◆ Component data from apps and pages
+++

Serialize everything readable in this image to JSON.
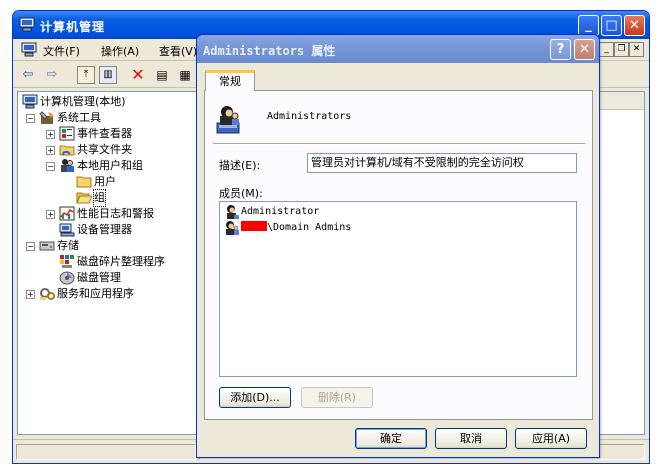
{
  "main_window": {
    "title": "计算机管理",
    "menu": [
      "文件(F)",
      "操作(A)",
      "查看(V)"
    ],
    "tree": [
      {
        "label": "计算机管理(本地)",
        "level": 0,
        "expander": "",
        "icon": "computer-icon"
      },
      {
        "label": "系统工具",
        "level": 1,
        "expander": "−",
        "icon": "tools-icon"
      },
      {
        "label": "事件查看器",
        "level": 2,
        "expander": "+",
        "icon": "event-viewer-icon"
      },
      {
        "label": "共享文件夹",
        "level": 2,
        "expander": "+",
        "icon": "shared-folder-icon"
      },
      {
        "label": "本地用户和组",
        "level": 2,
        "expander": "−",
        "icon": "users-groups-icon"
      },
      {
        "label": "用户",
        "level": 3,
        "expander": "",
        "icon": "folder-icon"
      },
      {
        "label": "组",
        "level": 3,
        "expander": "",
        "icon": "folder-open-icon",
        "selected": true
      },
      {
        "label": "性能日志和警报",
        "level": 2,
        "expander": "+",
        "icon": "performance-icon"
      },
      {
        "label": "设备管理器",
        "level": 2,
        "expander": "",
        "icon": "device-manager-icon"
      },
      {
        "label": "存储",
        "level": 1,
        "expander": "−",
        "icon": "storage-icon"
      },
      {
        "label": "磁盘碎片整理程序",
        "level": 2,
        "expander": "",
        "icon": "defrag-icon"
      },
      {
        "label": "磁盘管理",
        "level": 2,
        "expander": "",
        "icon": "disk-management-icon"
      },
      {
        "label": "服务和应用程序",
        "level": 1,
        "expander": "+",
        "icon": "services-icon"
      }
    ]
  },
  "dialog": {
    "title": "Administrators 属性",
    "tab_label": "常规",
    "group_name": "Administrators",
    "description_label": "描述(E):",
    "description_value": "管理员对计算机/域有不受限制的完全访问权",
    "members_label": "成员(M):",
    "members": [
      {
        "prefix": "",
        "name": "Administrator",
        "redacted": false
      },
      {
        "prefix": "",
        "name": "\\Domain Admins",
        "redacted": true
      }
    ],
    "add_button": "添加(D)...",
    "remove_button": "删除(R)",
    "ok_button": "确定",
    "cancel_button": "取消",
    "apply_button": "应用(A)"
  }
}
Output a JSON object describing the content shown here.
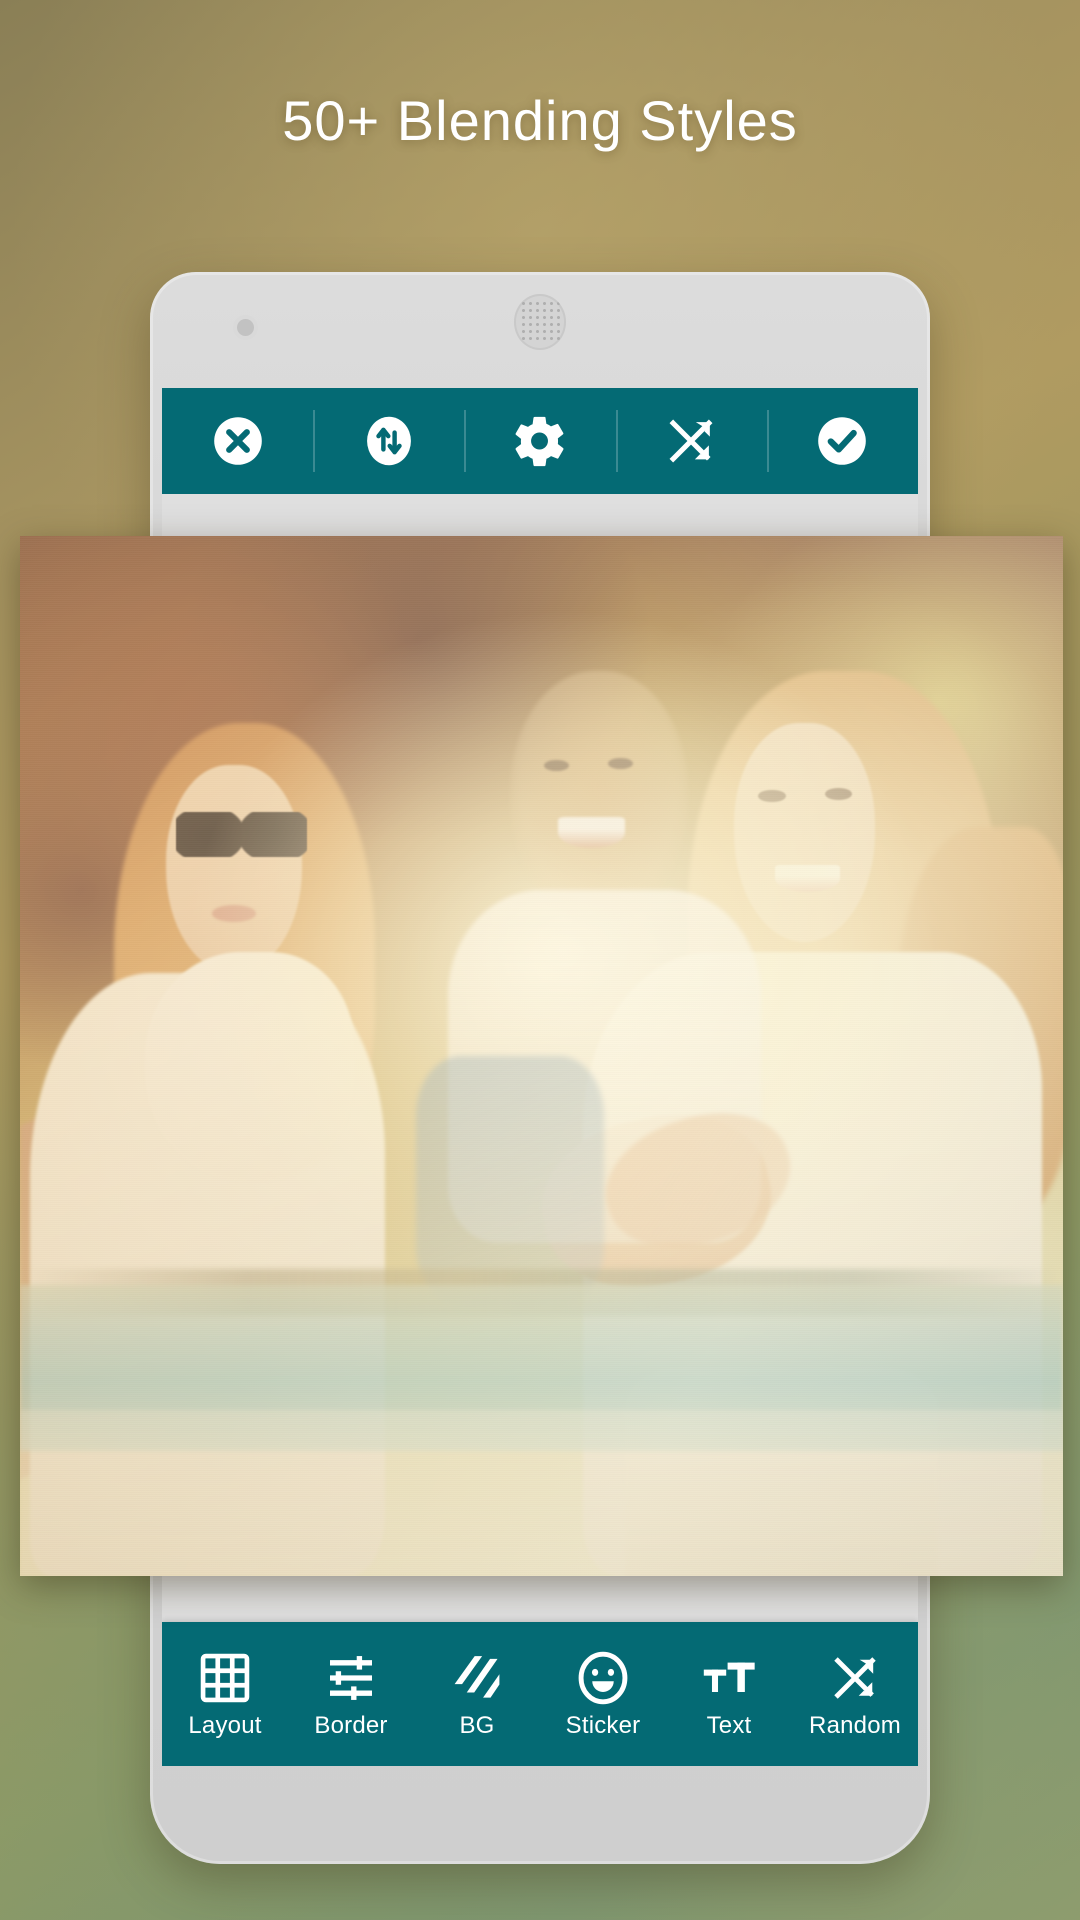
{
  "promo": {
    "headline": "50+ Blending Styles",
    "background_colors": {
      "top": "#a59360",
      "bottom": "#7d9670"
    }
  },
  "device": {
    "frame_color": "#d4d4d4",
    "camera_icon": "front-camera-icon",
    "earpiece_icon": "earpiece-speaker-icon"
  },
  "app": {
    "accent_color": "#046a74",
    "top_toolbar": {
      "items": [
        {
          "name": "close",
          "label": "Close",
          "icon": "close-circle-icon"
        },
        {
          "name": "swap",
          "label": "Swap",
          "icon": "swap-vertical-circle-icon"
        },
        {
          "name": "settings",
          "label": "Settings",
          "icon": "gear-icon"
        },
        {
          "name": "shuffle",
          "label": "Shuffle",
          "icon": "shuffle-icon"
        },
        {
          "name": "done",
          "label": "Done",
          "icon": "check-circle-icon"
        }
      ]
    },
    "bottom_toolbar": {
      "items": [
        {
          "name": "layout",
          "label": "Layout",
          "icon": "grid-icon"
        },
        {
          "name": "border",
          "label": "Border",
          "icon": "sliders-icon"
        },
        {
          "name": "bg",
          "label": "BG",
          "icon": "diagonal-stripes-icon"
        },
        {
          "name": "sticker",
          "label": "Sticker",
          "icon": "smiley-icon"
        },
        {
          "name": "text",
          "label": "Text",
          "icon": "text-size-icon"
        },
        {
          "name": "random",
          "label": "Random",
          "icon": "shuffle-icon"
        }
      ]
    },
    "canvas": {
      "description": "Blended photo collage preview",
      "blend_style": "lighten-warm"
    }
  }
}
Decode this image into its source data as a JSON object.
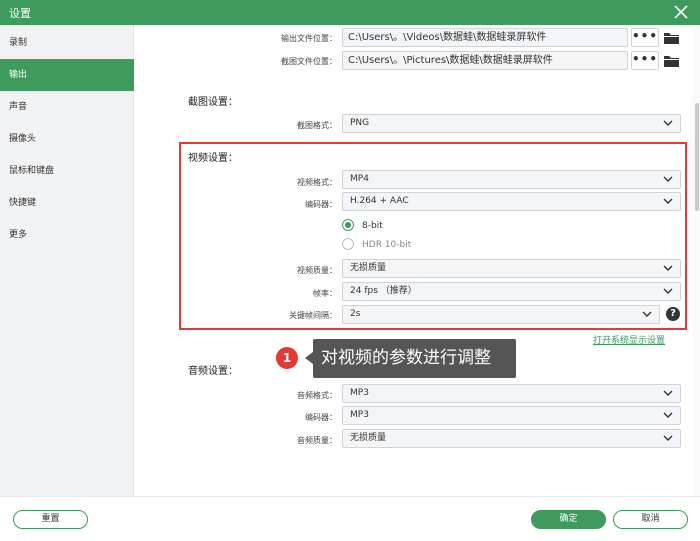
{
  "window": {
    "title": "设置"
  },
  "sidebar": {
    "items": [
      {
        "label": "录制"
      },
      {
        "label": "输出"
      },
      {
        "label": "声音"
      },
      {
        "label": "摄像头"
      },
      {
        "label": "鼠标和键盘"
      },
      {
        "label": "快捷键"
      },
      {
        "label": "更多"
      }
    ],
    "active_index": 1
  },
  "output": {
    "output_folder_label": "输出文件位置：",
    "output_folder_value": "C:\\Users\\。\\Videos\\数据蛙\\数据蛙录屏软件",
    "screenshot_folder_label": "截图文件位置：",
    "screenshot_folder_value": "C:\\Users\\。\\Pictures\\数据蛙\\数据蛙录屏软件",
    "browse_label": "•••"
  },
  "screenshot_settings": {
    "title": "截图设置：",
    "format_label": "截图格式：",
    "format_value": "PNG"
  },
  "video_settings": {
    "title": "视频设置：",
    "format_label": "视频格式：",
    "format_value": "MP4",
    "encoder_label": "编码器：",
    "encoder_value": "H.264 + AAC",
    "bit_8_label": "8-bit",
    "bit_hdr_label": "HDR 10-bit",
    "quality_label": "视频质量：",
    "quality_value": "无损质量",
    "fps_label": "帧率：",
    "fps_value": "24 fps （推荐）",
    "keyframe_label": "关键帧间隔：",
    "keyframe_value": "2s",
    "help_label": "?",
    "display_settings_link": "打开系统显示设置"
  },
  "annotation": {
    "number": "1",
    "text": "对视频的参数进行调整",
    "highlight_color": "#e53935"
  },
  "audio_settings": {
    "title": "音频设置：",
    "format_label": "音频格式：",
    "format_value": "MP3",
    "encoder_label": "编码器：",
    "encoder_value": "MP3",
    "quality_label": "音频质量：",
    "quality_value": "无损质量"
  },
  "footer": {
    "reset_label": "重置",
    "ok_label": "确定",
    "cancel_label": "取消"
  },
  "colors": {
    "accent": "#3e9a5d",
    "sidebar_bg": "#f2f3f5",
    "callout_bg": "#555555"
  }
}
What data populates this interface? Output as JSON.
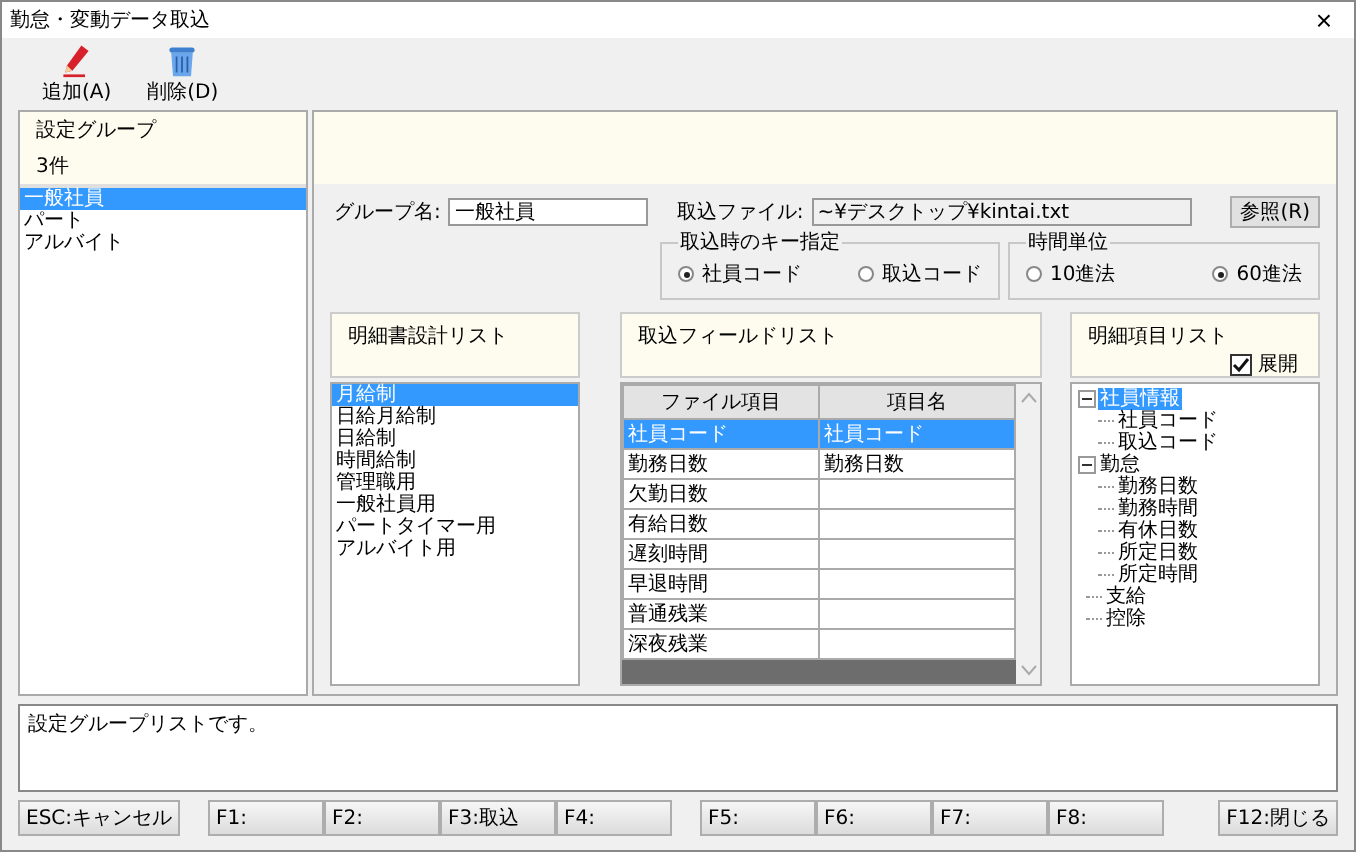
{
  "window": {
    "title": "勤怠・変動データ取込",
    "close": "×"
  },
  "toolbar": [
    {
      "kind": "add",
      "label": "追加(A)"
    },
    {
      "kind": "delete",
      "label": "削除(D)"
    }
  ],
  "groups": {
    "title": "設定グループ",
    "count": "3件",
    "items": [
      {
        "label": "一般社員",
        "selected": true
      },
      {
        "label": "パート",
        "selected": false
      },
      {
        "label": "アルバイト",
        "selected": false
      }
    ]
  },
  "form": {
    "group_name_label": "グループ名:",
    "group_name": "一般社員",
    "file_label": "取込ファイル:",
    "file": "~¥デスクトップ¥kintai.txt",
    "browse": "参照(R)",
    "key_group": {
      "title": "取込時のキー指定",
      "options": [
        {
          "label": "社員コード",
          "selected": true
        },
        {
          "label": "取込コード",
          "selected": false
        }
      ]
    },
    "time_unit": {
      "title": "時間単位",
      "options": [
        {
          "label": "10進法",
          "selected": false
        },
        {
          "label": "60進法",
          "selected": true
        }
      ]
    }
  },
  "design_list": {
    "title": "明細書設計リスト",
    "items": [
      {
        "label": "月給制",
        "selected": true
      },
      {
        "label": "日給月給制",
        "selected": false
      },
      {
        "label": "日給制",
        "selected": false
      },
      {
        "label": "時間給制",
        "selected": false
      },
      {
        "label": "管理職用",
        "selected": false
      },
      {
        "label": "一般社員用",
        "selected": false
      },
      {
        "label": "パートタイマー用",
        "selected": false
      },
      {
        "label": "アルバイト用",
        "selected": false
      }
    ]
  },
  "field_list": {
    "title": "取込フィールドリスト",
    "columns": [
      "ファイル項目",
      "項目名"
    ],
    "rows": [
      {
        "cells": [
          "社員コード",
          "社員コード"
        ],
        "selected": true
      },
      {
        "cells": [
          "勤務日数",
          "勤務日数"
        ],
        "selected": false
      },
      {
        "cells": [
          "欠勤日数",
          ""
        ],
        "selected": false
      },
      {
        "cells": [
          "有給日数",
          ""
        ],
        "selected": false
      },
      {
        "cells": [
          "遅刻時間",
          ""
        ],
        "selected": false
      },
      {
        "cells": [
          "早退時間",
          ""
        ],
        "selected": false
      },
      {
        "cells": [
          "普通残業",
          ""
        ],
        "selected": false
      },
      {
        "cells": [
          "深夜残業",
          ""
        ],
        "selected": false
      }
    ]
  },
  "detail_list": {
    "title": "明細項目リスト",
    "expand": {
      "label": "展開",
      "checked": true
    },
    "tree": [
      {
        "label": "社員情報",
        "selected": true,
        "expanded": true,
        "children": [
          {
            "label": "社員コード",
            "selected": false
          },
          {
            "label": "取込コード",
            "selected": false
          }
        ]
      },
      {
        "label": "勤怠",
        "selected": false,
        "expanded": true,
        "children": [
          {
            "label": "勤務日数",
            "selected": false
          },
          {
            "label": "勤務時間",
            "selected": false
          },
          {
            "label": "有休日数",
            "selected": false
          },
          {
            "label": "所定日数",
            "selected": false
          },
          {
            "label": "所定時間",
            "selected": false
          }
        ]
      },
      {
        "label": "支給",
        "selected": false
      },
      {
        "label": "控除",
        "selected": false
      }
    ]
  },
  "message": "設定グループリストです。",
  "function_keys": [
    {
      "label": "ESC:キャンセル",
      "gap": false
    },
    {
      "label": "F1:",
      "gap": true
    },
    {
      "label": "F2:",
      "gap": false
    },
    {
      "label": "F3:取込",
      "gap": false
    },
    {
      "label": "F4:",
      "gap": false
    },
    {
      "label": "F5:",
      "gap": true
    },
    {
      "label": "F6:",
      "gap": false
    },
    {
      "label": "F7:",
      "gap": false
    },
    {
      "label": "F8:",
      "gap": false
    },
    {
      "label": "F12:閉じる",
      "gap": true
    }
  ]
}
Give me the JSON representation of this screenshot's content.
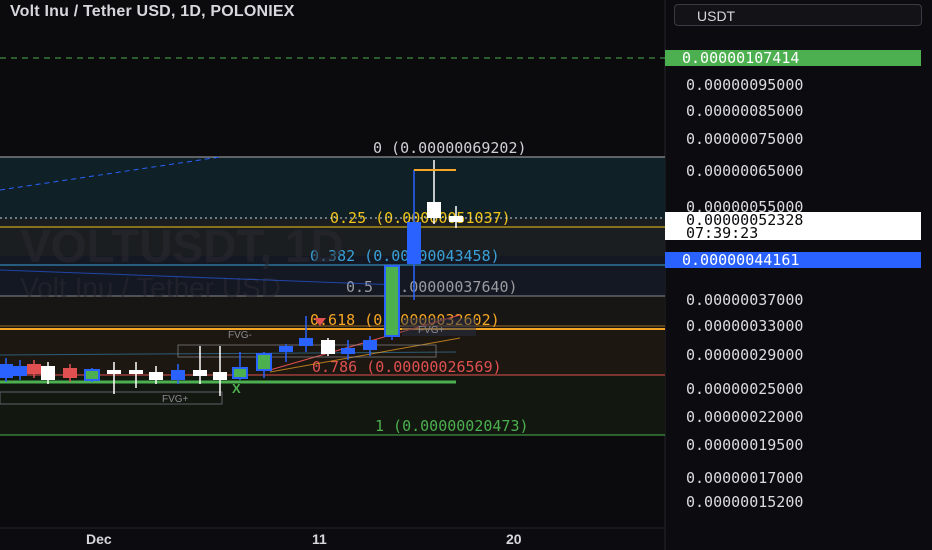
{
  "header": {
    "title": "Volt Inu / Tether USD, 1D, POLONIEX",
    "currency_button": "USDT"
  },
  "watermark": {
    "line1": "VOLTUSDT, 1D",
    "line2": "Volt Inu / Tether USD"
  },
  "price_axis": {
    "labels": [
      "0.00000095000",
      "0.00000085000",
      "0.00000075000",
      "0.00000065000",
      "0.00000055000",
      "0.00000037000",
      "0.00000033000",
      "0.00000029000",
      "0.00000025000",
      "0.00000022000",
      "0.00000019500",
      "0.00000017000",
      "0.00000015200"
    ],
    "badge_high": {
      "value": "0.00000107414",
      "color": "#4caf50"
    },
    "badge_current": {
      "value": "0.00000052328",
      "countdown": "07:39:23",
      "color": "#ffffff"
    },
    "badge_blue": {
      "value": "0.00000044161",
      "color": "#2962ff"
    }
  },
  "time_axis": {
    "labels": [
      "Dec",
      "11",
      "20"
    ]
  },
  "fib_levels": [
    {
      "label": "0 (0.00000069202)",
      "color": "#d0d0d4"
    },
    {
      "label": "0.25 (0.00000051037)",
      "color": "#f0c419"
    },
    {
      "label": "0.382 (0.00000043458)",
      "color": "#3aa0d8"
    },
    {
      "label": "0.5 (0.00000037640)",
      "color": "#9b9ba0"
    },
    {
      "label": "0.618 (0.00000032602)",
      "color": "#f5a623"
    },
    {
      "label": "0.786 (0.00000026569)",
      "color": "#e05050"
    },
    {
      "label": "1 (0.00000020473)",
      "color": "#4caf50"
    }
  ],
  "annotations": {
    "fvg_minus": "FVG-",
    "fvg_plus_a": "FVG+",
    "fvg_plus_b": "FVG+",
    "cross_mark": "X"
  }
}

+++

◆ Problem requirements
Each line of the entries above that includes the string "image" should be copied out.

◆ Answer to this problem
Serialize everything readable in this image to JSON.
Decode this image into its source data as a JSON object.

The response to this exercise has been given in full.